*WHAT YOU WILL DO*. Please set down every line of the records below exactly, without the pictures.

═════ SUPPLIED MATERIAL ═════

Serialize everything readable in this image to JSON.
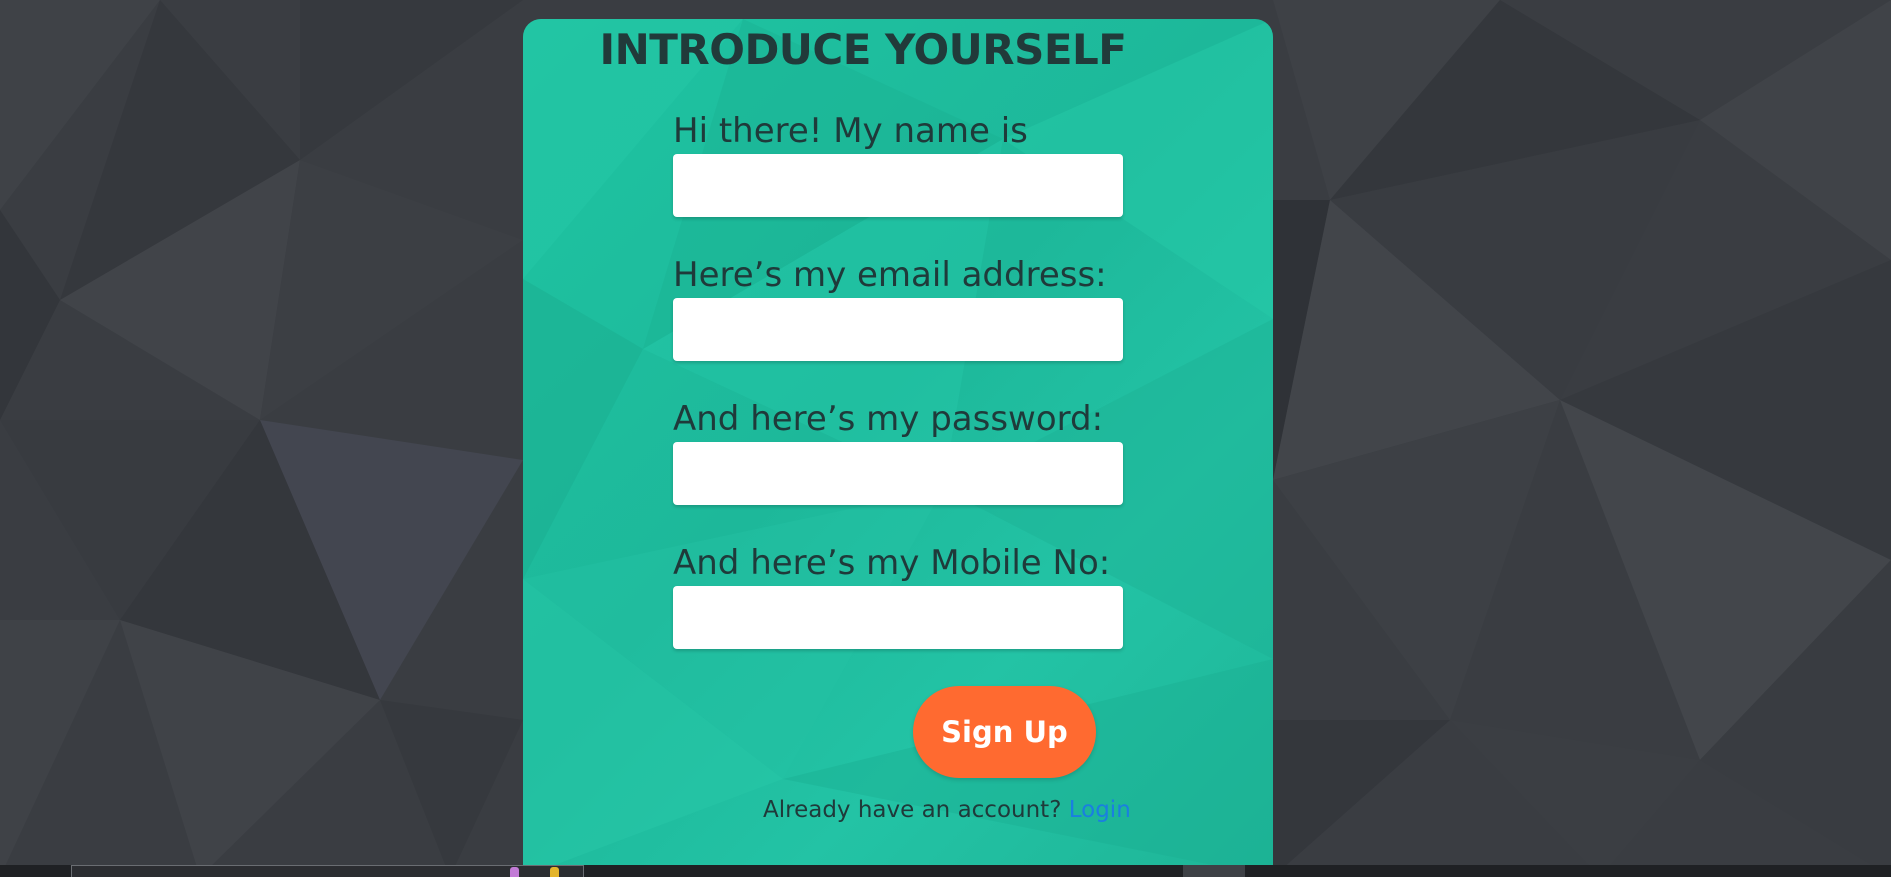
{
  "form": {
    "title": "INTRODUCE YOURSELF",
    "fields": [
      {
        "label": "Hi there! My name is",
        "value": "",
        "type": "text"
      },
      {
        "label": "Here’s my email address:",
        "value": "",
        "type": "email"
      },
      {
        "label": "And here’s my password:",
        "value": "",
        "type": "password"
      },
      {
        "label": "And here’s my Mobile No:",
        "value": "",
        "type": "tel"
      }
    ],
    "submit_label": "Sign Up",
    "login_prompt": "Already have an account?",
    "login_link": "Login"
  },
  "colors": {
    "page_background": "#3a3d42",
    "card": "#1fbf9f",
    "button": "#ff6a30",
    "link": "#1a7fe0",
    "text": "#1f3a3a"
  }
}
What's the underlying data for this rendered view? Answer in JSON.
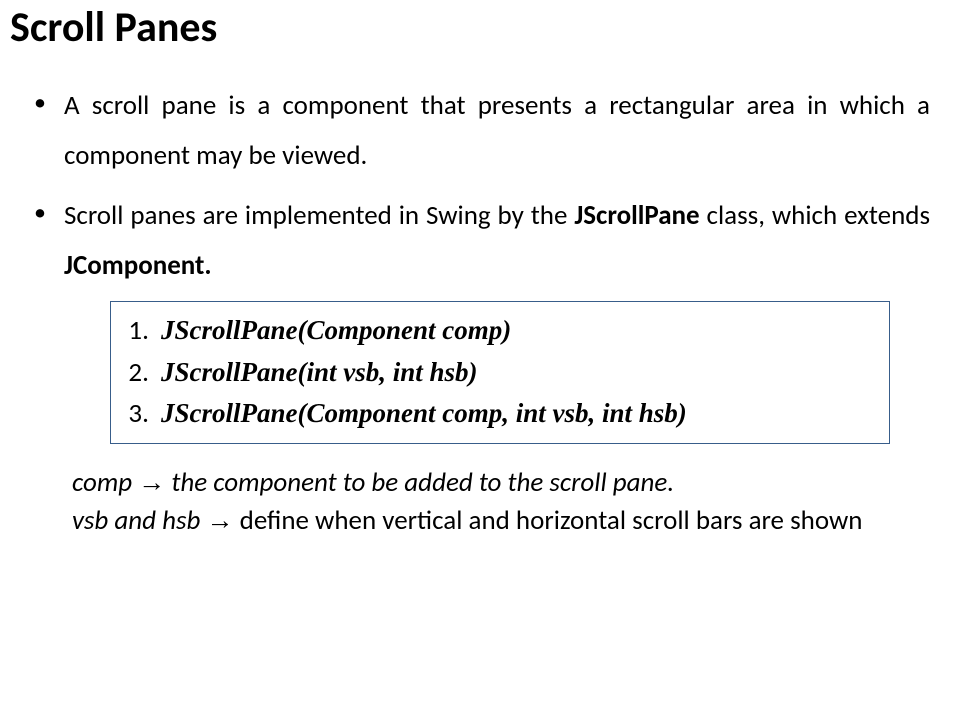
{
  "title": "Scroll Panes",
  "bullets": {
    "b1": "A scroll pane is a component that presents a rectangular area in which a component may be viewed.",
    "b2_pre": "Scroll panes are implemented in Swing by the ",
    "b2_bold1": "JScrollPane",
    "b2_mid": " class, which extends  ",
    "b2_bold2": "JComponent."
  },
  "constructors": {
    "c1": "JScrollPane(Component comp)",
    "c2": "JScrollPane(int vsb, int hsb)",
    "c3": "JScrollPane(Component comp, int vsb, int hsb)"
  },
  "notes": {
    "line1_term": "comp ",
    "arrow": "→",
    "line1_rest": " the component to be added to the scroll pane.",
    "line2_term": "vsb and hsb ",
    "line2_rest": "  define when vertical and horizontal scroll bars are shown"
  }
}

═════

*ANSWER BELOW*.
Serialize everything readable in this image to JSON.
{
  "form": {
    "title": "INTRODUCE YOURSELF",
    "fields": [
      {
        "label": "Hi there! My name is",
        "value": "",
        "type": "text"
      },
      {
        "label": "Here’s my email address:",
        "value": "",
        "type": "email"
      },
      {
        "label": "And here’s my password:",
        "value": "",
        "type": "password"
      },
      {
        "label": "And here’s my Mobile No:",
        "value": "",
        "type": "tel"
      }
    ],
    "submit_label": "Sign Up",
    "login_prompt": "Already have an account?",
    "login_link": "Login"
  },
  "colors": {
    "page_background": "#3a3d42",
    "card": "#1fbf9f",
    "button": "#ff6a30",
    "link": "#1a7fe0",
    "text": "#1f3a3a"
  }
}
What's the underlying data for this rendered view? Answer in JSON.
{
  "title": "Scroll Panes",
  "bullets": {
    "b1": "A scroll pane is a component that presents a rectangular area in which a component may be viewed.",
    "b2_pre": "Scroll panes are implemented in Swing by the ",
    "b2_bold1": "JScrollPane",
    "b2_mid": " class, which extends  ",
    "b2_bold2": "JComponent."
  },
  "constructors": {
    "c1": "JScrollPane(Component comp)",
    "c2": "JScrollPane(int vsb, int hsb)",
    "c3": "JScrollPane(Component comp, int vsb, int hsb)"
  },
  "notes": {
    "line1_term": "comp ",
    "arrow": "→",
    "line1_rest": " the component to be added to the scroll pane.",
    "line2_term": "vsb and hsb ",
    "line2_rest": "  define when vertical and horizontal scroll bars are shown"
  }
}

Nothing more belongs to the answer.